Marriage is supposedly until "death do us part" but in the modern world we look at marital unions differently -- even if we still take the same kinds of oaths. The fact is, there are certain situations in which saying "no" to divorce will be doing you and your family a disservice and result in unnecessary suffering.
No matter how many assets you've accrued during your marriage, chances are good that your marital home is the most significant, both emotionally and financially. Your home represents a massive amount of your income for most couples. The equity in the home may be the single most substantial financial asset in your family, except for a well-funded retirement account or investment portfolio.
You and your spouse have heard that the children's best interests are the focal point of the child custody case when you get divorced. Above all else, the court will seek to find the solution that is best for your kids, even if that's not exactly what the two of you want.
Divorces that involve children are almost always tough situations. When the child has special needs, the situation gets even more complicated. Children who have special needs have some unique care needs that must be met. This places the parents in a position where they have to make sacrifices.

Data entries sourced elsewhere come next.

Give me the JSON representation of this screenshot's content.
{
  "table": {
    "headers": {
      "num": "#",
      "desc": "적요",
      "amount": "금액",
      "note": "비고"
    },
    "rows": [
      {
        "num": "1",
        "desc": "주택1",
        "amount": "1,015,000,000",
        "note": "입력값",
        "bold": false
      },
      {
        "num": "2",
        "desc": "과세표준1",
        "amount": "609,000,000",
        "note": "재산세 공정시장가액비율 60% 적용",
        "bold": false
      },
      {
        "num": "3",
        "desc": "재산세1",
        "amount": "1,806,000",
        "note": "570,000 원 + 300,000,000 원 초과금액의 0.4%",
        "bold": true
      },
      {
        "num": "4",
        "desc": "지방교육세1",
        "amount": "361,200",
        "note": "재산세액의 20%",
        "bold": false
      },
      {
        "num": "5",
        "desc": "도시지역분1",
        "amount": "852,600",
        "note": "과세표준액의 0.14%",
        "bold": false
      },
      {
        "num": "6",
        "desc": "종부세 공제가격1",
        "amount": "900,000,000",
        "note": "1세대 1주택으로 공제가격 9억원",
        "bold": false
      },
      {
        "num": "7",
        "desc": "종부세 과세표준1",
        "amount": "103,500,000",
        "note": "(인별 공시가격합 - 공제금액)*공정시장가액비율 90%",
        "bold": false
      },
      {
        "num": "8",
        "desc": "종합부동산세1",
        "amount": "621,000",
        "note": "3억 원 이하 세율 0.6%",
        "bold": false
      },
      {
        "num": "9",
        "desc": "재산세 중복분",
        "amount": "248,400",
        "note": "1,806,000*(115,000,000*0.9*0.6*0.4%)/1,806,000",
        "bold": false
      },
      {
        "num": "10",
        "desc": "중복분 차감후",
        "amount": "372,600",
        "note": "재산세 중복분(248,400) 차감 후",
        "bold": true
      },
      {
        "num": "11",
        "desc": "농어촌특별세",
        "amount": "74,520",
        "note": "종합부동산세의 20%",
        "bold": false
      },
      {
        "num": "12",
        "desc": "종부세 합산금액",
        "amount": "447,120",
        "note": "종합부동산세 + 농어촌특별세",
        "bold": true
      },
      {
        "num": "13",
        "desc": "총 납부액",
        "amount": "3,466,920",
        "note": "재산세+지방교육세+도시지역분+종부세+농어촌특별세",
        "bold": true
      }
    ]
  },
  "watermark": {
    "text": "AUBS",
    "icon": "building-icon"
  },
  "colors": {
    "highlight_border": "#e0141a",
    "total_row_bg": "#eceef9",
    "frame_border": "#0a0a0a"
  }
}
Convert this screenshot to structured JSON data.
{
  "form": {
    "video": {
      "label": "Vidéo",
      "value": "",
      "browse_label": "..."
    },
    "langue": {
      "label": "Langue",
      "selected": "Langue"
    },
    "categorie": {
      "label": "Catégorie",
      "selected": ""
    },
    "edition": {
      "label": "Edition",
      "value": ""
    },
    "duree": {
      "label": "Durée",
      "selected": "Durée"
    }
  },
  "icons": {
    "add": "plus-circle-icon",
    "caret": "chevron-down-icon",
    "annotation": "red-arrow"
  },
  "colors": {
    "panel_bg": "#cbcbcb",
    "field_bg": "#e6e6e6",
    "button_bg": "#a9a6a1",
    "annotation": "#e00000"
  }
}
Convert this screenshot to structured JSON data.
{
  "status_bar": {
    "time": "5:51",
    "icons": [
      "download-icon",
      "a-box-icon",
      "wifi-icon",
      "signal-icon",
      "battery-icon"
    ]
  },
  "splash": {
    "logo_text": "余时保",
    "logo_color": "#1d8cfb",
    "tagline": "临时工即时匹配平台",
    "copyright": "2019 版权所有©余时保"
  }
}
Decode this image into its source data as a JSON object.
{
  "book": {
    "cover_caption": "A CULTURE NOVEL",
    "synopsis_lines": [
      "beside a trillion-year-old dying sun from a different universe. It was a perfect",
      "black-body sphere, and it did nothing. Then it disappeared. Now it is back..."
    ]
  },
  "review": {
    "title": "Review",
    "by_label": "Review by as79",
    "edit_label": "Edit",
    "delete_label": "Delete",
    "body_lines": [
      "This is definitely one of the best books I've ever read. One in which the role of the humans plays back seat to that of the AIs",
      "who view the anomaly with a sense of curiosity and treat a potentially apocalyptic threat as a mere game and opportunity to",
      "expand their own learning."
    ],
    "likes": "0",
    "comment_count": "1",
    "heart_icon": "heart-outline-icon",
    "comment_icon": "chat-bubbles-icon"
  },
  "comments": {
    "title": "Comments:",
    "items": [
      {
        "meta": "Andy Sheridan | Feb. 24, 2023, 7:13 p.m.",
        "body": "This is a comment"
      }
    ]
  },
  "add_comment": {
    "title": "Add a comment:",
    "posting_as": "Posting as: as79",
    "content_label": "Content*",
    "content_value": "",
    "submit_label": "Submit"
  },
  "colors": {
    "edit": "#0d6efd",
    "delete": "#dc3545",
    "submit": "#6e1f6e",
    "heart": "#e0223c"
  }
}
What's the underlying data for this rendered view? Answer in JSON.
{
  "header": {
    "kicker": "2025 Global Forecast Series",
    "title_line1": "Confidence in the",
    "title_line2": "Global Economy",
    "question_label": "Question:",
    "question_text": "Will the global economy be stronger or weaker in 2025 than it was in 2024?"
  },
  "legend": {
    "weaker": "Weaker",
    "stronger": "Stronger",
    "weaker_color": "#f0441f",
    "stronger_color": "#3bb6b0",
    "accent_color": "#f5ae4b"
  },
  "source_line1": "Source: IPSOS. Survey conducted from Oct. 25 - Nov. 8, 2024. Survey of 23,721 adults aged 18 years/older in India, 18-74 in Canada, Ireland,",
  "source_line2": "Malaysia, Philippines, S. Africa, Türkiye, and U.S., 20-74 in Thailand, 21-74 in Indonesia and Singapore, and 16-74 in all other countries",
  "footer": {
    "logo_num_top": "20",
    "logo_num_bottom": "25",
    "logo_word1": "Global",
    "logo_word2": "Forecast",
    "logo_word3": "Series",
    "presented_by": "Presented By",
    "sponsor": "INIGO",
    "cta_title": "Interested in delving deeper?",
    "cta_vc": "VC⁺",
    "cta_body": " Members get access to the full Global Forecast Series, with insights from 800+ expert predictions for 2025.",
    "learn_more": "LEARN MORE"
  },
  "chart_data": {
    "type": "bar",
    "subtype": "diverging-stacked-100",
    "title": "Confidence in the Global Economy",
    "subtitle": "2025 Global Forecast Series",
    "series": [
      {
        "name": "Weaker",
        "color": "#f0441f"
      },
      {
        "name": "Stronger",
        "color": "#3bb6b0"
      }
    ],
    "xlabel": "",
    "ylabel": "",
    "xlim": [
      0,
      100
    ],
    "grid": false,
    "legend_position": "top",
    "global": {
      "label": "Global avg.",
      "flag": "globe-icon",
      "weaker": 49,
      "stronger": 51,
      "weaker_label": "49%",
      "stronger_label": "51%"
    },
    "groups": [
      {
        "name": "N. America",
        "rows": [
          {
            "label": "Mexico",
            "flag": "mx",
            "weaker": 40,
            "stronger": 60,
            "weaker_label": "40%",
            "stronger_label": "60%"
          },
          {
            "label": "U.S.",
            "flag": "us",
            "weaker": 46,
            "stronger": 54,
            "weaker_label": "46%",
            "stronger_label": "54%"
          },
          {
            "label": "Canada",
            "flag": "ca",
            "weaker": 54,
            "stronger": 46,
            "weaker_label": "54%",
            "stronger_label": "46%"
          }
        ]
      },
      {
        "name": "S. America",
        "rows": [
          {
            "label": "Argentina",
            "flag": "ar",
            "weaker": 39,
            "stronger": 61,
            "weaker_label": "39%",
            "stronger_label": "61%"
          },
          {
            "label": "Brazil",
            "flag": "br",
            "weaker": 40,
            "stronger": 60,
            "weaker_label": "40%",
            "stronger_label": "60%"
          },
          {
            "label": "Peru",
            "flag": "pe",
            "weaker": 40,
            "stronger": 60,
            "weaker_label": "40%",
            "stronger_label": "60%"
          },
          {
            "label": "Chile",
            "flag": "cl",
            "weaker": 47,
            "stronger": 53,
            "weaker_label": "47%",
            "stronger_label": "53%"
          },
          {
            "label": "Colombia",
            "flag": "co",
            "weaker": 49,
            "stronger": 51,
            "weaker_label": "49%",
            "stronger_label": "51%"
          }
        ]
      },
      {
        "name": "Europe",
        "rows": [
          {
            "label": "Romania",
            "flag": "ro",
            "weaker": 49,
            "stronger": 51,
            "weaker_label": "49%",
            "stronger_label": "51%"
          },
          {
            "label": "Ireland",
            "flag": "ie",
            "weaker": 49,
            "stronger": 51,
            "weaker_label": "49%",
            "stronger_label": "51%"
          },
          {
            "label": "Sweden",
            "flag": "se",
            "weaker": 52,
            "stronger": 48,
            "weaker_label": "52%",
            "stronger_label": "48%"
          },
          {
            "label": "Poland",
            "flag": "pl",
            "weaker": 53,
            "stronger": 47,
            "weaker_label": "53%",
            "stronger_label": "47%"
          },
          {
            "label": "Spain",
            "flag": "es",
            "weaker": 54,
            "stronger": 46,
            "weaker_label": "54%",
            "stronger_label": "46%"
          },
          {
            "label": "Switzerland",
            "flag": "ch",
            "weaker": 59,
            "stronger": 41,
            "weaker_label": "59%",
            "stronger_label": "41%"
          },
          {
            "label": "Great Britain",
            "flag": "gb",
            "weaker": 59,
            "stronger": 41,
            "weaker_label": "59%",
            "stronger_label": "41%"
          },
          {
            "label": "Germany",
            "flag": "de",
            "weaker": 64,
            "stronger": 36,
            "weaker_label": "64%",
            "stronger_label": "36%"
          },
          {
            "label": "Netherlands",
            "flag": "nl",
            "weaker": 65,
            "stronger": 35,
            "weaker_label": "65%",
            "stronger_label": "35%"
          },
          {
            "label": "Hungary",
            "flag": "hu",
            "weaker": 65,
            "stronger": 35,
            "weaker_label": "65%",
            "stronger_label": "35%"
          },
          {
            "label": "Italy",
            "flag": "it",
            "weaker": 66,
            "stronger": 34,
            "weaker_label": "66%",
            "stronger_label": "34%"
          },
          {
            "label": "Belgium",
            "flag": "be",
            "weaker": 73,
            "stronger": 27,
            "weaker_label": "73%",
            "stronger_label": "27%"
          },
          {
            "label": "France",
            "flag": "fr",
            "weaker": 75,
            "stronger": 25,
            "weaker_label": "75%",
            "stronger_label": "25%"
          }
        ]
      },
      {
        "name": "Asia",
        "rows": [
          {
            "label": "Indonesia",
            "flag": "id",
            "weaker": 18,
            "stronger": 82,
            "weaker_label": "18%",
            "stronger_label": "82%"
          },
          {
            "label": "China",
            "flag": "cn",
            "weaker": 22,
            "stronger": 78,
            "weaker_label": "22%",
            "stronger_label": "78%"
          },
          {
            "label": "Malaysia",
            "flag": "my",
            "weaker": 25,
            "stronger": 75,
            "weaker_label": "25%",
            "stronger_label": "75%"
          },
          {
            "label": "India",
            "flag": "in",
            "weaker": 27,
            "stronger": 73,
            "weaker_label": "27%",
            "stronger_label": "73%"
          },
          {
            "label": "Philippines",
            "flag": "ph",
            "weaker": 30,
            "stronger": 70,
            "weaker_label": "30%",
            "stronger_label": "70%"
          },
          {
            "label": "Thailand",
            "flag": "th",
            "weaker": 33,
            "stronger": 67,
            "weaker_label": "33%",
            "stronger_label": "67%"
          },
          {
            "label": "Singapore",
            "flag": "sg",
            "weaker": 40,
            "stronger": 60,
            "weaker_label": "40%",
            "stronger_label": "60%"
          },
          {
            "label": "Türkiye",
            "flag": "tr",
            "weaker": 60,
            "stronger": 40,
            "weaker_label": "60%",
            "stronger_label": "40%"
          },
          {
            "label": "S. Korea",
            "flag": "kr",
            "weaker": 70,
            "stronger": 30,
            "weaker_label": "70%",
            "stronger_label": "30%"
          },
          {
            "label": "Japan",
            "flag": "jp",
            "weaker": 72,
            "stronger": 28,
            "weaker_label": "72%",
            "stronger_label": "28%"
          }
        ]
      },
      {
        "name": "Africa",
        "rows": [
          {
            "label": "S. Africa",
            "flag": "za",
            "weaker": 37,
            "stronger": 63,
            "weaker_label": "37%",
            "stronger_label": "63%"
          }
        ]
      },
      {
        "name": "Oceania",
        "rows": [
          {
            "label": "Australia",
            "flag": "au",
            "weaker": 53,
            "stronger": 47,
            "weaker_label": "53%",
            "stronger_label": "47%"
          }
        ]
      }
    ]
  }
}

Texas mothers and fathers who end up in jail will lose their source of income, and this could make it difficult -- if not impossible -- to keep paying your child support payments. Nevertheless, some non-custodial parents will still be responsible for paying their monthly support obligations regardless of whether they're in jail or not.
Divorce takes time, preparation and careful planning. For example, you have to plan the right time to file for divorce, you have to prepare financially, and you have to spend time working toward a fair settlement. And, if you and your spouse are attempting to avoid litigation, you will have to prepare for a settlement meeting.
Divorce makes it easy to overlook things. It's a complicated process. You own more assets than you ever realized. Things slip through the cracks.
You and your spouse are splitting up, and you initially thought you'd probably retain enough in assets to retire -- something you planned to do before your spouse brought up the divorce in the first place. You know the two of you have significant wealth, you know you deserve a good portion of it, and you're already planning the next stage in your life.
You've heard the warnings. People have told you that you're more likely to divorce if you and your spouse have a child who has special needs. You've seen the statistics.
Divorce is often very difficult. It involves separating from the person you thought you would spend the rest of your life with, dividing marital property, and working out a custody schedule for the kids. While you may be tempted to rush through the process to get it over with as quickly as possible, doing so could have a very negative impact on your new life.